The Council is irredeemable. It’s obsessed with a racist lie. Better to withdraw now than to go on pretending that that lie is somehow acceptable as long as it’s expressed less often.

–Weekly Standard on U.S. withdrawal from the U.N. Council for Human Rights


U.S. Ambassador to the U.N. Nikki Haley says that the allies have told her that U.S. membership in the U.N.'s Human Rights Council provided the organization's last shred of credibility.

Seems that the U.S. has, at long last, stripped the ludicrously-named organizationof its fig leaf.  

Yesterday, Ambassador Haley and Secretary of State Mike Pompeo announced that the U.S. is pulling out of the of the U.N. Human Rights Council.  

It should have happened several administrations ago, but nevertheless the gutsiness of the move was refreshing. Ironically, pulling out of this organization is taking a stand for human rights. The Human Rights Council is dominated by repressive regimes.

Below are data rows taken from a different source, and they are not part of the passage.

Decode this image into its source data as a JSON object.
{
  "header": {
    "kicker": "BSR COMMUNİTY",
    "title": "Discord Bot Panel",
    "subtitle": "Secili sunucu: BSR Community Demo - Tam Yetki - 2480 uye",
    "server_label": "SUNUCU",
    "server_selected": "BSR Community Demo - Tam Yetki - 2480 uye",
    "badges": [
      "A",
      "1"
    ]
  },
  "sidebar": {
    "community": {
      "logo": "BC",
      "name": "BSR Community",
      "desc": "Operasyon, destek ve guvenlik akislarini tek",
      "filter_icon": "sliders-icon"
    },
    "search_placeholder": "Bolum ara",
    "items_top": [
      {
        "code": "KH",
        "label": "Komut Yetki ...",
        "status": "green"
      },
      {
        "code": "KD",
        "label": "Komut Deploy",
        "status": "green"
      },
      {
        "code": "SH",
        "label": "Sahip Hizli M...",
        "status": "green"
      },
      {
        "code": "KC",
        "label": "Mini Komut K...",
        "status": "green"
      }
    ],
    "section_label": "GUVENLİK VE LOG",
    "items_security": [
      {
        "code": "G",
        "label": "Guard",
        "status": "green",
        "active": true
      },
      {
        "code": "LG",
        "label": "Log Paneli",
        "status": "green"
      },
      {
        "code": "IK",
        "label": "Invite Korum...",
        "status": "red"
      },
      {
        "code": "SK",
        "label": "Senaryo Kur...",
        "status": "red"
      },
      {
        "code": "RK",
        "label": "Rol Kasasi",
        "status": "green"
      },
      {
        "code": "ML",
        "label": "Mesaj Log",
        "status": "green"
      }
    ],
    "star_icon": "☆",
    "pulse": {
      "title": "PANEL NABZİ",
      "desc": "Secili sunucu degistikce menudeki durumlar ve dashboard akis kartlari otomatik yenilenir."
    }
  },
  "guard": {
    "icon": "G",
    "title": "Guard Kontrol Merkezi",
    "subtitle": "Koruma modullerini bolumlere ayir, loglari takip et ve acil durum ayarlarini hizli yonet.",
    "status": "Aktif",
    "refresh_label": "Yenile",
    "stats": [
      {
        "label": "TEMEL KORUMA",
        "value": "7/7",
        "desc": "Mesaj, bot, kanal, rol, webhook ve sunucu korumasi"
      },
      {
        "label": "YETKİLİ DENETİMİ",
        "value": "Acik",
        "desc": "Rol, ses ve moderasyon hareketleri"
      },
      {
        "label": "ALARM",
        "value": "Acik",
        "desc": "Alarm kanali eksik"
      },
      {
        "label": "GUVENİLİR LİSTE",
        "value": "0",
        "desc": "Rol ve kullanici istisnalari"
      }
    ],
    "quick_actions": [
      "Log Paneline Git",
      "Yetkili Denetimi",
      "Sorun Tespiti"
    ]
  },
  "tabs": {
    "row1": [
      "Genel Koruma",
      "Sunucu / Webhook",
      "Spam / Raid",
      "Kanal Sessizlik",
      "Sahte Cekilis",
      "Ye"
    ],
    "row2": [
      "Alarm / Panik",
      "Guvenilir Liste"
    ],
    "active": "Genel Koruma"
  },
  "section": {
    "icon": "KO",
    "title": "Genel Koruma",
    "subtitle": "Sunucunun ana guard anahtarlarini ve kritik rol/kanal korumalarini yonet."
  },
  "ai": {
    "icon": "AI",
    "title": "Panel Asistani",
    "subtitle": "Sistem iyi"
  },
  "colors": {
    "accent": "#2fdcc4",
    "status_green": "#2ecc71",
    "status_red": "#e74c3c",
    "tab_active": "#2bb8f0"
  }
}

As Haley notes in this morning's Wall Street Journal, the Human Rights Council gave cover to human rights abuses. It routinely passes resolutions condemning Israel, while leaving Syria, Iran, and North Korea, genuine abusers of human rights,  untouched.

Haley gives reasons for the U.S. withdrawal:

There are two major reasons that so many countries have resisted U.S.-led reform efforts. The first is baked into the council’s composition. One look at this rogue’s gallery explains why the organization has such appalling disrespect for the rights Americans take for granted. A credible human-rights council would pose a threat to these countries, so they oppose the steps needed to create one. Instead they obstruct investigations and reports, while interfering with the council’s ability to name and shame the perpetrators of the world’s worst atrocities.

The second reason for resistance to reform is even more frustrating. Many countries agree with the U.S. about shunning human-rights violators and supporting Israel—but only behind closed doors. Despite numerous overtures, these countries were unwilling to join the U.S. in a public stand. Some even told us they were fine with the council’s flaws, as long as it let them address their pet issues. This is not a moral compromise we are willing to make. The U.K. has promised to oppose any resolution targeting Israel under Agenda Item 7, and we support that stance. We wish other countries would do the same.

In the end, our allies’ case for the U.S. to stay on the council was actually the most compelling argument to leave. They said American participation was the last shred of credibility left in the organization. But a stamp of legitimacy on the current Human Rights Council is precisely what the U.S. should not provide.

The Weekly Standard applauds the move, calling the Human Rights Council "a hangout for anti-Semitic cranks." The Standard calls the timing of the withdrawal tricky, as the Council's High Commissioner had just criticized the Trump administration  for U.S. border policies.

Nevertheless  the Standard makes a great observation–it notices that Samantha Power, who was our Ambassador to the U.N. before Haley, said the U.S. should have remained in the Council and worked to reform it.

The article notes that Ms. Power bragged that during her tenure the U.S.managed to cut condemnations of Israel by half. There have been 68 such condemnations of Israel by the Council since 2006, compared with 9 for North Korea, 6 for Iran, and 3 for Sudan. No complaints from the Council for human rights abuses for Venezuela, Zimbabwe, China, Turkey, Somalia, Russia, Pakistan.

As the Standard comments of Powell's achievement in allegedly reducing the number of condemnations of Israel : "Golly."

The Washington Post's report (subscription required) on the withdrawal was laughable:

The decision to leave the 47-nation body was more definitive than the lesser option of staying on as a nonvoting observer. It represents another retreat by the Trump administration from international groups and agreements whose policies it deems out of sync with American interests on trade, defense, climate change and, now, human rights. And it leaves the council without the United States playing a key role in promoting human rights around the world.

Were you proud to see the U.S. taking a real stand for human rights, as opposed to coddling repressive regimes in the vague hope that some day somehow they will become nicer to the people they oppress if we overlook their abuses?